**What you will do**
Output the data in full. Keep every word exact and exclude the pictures.

++++ Source material

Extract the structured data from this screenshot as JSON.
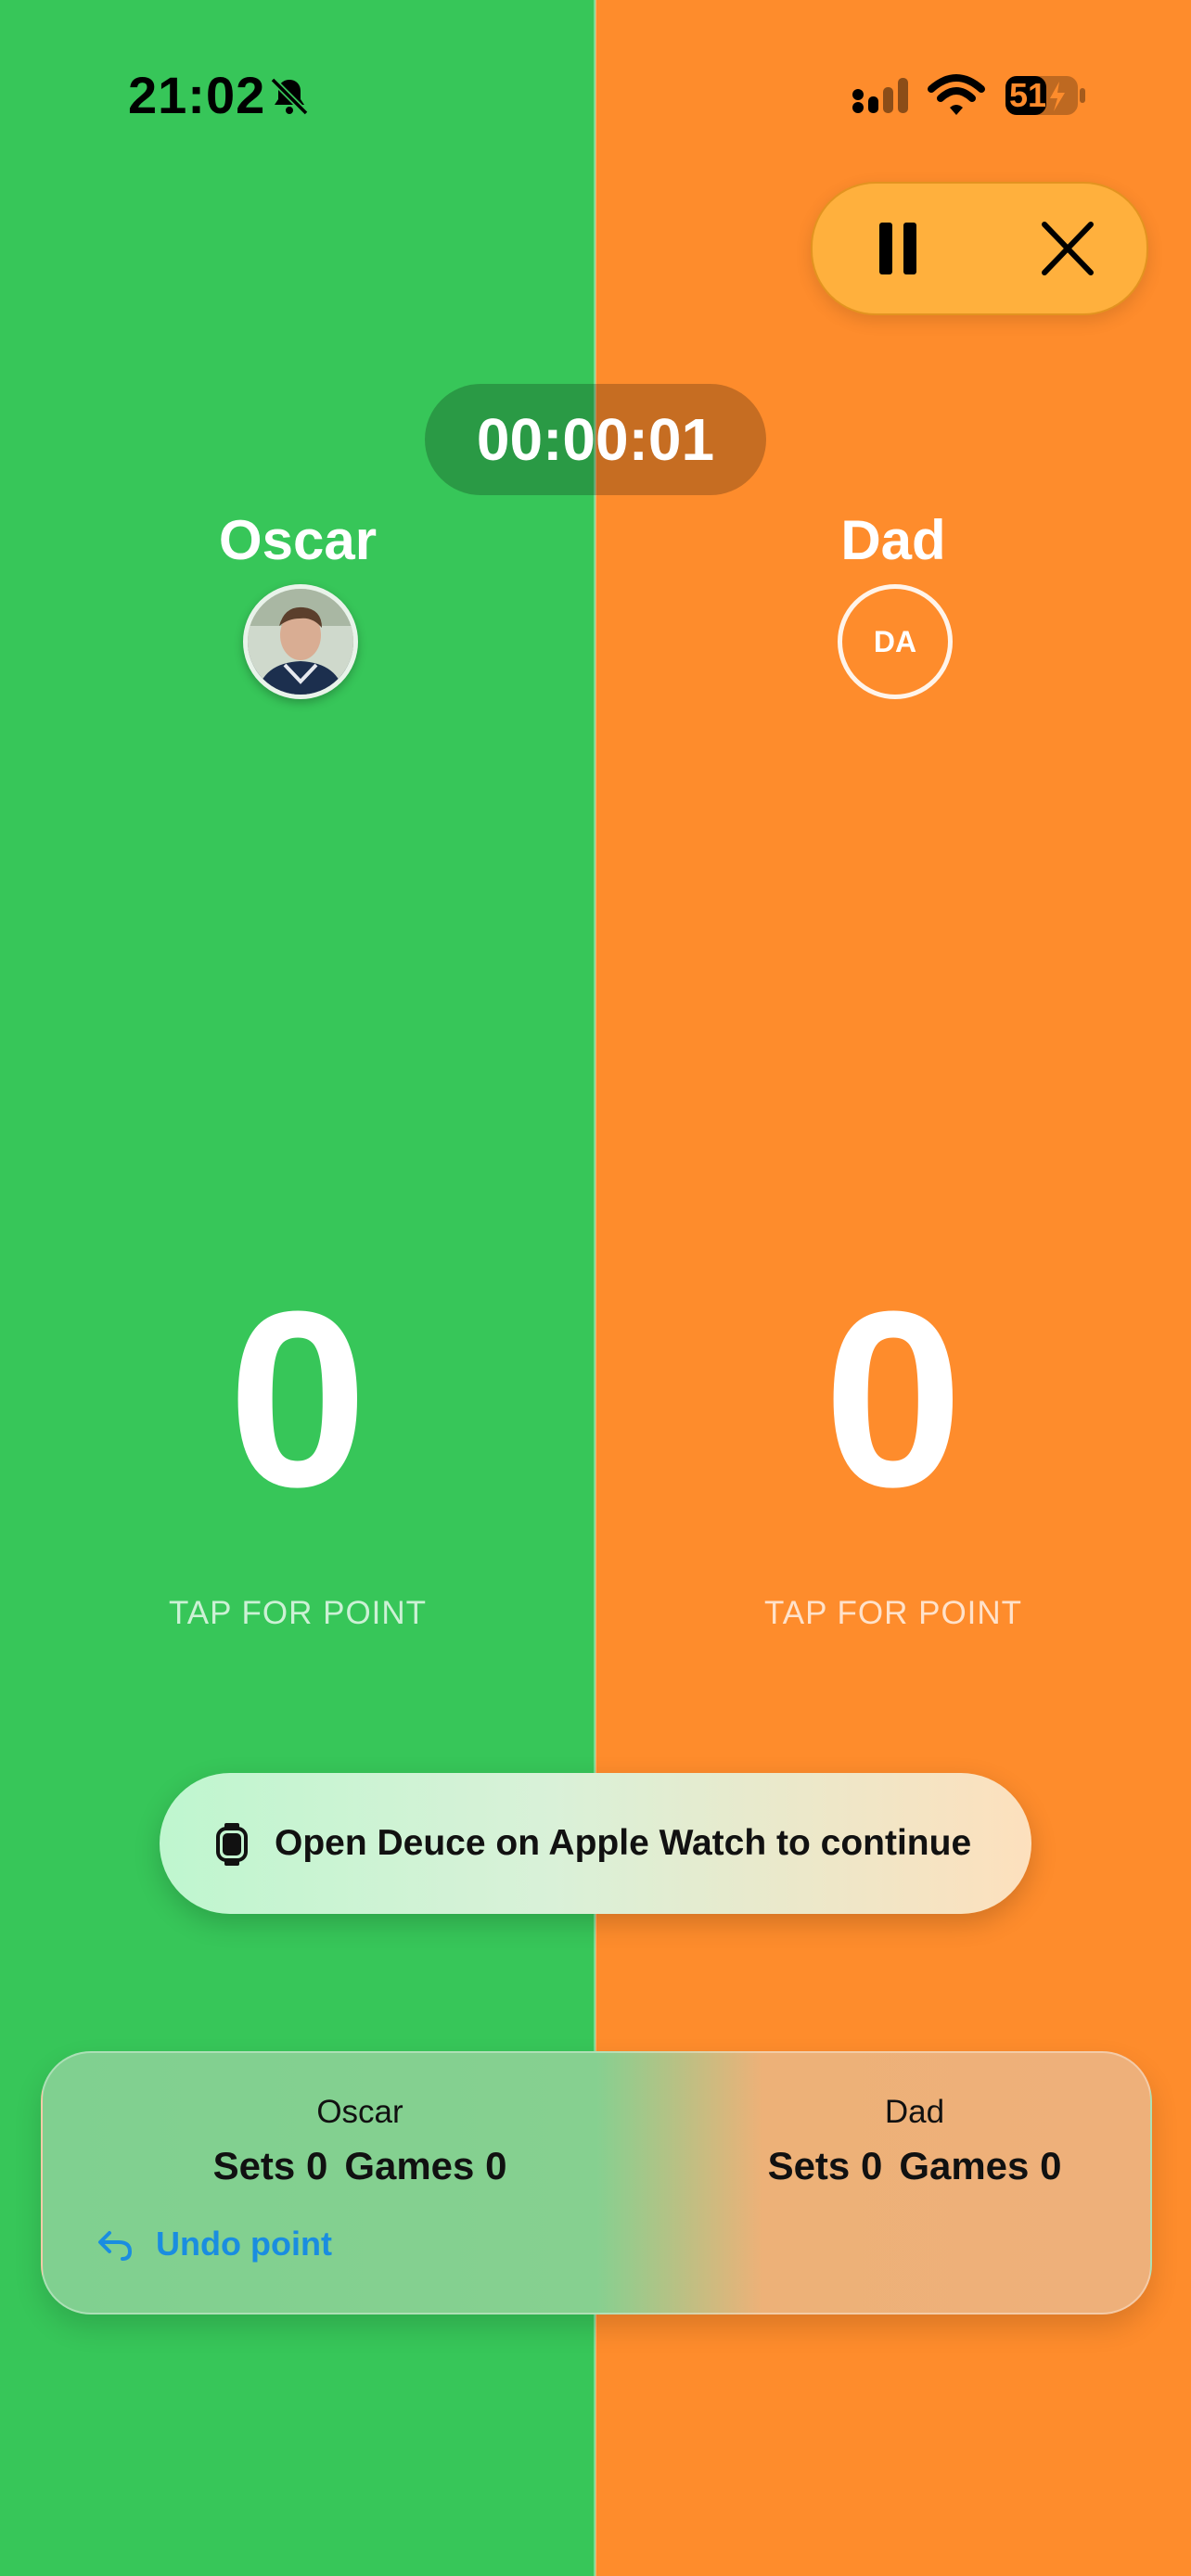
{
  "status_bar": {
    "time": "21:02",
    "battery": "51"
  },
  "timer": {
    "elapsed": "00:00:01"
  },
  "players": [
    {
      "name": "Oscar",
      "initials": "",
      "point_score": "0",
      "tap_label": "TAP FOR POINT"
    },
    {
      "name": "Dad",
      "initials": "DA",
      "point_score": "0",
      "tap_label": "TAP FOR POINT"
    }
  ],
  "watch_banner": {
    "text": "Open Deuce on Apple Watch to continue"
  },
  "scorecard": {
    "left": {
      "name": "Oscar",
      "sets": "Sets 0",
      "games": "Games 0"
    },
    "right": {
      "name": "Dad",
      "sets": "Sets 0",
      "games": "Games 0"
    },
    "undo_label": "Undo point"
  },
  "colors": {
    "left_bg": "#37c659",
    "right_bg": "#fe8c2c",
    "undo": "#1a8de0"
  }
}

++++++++

**Exercise answer**
Extract the structured data from this screenshot as JSON.
{
  "status_bar": {
    "time": "21:02",
    "battery": "51"
  },
  "timer": {
    "elapsed": "00:00:01"
  },
  "players": [
    {
      "name": "Oscar",
      "initials": "",
      "point_score": "0",
      "tap_label": "TAP FOR POINT"
    },
    {
      "name": "Dad",
      "initials": "DA",
      "point_score": "0",
      "tap_label": "TAP FOR POINT"
    }
  ],
  "watch_banner": {
    "text": "Open Deuce on Apple Watch to continue"
  },
  "scorecard": {
    "left": {
      "name": "Oscar",
      "sets": "Sets 0",
      "games": "Games 0"
    },
    "right": {
      "name": "Dad",
      "sets": "Sets 0",
      "games": "Games 0"
    },
    "undo_label": "Undo point"
  },
  "colors": {
    "left_bg": "#37c659",
    "right_bg": "#fe8c2c",
    "undo": "#1a8de0"
  }
}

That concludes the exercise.